**TASK GOAL**
In the data, find each line where the word "active" appears and list that line.

Page and application data records:
↓
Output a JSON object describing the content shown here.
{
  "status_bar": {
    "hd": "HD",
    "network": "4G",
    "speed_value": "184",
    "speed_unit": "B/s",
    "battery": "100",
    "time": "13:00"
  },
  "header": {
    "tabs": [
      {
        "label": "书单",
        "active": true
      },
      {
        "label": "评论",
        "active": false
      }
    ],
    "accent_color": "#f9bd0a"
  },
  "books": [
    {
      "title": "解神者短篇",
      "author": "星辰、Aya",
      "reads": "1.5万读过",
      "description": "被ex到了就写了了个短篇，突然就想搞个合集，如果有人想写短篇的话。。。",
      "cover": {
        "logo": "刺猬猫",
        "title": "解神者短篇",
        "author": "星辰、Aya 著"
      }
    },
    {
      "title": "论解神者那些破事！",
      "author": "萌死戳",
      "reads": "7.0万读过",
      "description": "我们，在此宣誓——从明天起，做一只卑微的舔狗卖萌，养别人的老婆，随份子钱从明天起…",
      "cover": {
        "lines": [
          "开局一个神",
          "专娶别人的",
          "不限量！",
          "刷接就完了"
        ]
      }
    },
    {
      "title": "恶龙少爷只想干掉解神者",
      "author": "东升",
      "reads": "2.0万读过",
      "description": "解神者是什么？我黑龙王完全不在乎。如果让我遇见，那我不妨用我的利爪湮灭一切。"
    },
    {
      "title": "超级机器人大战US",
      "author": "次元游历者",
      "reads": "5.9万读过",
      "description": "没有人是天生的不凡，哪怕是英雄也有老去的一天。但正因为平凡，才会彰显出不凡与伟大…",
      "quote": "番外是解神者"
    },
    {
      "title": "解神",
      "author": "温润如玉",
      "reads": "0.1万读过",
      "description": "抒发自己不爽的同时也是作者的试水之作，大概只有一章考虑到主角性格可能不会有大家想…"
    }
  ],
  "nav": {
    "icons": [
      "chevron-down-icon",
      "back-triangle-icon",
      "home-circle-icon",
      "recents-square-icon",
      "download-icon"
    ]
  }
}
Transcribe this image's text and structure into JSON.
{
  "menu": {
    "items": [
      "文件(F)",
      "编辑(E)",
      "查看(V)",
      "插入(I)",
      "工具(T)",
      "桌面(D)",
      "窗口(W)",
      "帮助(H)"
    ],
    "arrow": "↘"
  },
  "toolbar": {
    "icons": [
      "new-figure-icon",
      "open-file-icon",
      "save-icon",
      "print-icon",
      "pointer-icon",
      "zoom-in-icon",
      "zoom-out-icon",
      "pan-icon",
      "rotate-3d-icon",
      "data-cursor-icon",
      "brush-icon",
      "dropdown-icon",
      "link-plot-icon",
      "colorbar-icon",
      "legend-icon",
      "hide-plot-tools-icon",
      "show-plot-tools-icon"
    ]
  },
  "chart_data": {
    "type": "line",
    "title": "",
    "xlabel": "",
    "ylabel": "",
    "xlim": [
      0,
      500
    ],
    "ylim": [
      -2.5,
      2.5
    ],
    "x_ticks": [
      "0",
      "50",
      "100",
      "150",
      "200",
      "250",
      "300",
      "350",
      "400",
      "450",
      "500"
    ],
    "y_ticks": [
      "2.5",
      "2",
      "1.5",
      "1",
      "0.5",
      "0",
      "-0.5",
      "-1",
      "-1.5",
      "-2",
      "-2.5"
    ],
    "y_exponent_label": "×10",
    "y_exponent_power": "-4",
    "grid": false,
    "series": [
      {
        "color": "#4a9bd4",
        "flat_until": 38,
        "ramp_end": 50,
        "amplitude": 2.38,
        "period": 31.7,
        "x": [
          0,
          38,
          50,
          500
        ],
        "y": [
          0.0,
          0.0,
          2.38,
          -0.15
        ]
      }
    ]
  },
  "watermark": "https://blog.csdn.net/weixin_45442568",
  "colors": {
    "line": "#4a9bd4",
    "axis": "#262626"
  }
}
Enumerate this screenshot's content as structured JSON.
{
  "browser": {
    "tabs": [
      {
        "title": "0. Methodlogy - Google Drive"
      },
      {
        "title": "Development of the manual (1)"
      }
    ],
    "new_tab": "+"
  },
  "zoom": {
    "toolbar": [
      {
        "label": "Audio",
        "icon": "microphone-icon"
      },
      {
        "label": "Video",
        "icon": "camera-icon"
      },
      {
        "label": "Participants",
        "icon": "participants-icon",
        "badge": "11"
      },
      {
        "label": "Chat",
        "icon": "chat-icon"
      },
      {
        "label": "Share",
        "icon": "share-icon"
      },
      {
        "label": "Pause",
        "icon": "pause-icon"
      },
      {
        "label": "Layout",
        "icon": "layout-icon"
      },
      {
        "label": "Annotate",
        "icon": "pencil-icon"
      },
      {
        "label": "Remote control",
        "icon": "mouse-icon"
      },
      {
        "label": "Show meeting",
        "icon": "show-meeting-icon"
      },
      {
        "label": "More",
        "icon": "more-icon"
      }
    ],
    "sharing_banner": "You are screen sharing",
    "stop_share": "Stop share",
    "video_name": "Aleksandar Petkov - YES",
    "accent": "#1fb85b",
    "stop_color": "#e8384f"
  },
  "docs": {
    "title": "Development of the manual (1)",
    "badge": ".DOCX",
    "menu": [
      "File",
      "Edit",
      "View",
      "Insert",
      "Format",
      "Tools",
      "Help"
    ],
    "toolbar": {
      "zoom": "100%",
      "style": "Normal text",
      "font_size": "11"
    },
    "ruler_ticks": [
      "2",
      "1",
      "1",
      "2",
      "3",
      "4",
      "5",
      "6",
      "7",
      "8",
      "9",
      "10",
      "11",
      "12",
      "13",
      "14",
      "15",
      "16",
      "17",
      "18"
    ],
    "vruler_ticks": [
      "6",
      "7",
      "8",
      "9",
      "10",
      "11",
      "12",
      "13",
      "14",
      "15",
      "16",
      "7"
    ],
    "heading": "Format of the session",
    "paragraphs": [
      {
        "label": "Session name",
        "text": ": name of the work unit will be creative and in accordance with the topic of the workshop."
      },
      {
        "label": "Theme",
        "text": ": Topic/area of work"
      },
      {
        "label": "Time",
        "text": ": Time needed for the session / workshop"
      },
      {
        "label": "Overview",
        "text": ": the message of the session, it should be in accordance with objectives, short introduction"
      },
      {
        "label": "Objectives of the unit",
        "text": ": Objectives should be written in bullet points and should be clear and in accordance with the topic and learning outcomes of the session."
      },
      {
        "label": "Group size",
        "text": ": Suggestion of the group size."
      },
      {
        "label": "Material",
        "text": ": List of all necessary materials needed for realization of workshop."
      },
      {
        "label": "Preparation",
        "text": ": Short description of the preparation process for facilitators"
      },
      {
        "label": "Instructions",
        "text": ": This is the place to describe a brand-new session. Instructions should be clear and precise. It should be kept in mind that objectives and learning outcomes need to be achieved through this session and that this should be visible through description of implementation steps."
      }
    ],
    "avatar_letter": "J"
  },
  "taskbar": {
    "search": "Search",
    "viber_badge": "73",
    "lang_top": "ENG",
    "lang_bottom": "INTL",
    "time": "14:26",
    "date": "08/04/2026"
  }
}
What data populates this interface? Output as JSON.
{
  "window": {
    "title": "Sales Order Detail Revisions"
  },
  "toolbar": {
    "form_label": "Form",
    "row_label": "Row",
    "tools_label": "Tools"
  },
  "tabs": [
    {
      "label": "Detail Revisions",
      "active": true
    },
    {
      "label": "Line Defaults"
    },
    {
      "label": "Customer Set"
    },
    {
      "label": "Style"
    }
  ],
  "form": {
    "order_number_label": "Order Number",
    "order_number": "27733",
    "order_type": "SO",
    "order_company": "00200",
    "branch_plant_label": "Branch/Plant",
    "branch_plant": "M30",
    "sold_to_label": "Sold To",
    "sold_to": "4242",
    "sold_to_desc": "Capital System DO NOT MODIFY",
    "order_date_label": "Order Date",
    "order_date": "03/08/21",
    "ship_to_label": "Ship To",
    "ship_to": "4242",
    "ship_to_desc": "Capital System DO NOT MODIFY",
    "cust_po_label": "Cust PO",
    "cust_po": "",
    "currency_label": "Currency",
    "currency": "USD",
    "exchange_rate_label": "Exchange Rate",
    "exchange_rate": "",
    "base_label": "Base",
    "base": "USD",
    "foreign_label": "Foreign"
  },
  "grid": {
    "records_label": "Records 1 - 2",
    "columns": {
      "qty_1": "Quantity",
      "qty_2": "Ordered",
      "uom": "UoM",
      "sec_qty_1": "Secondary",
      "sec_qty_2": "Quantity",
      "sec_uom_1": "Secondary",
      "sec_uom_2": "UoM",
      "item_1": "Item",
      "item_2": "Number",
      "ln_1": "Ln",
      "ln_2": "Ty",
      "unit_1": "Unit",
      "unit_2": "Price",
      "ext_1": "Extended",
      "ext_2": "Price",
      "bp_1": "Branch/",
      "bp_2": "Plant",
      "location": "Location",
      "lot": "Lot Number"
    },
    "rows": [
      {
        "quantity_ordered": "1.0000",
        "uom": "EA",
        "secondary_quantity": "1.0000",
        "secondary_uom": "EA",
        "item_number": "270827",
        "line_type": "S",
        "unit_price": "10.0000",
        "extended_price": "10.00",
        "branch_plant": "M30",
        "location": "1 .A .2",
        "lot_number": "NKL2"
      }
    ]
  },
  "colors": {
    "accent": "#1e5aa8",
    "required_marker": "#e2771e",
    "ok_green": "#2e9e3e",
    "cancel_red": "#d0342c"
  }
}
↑
**ANSWER BOX**
        "active": true
        "active": false
      "active": true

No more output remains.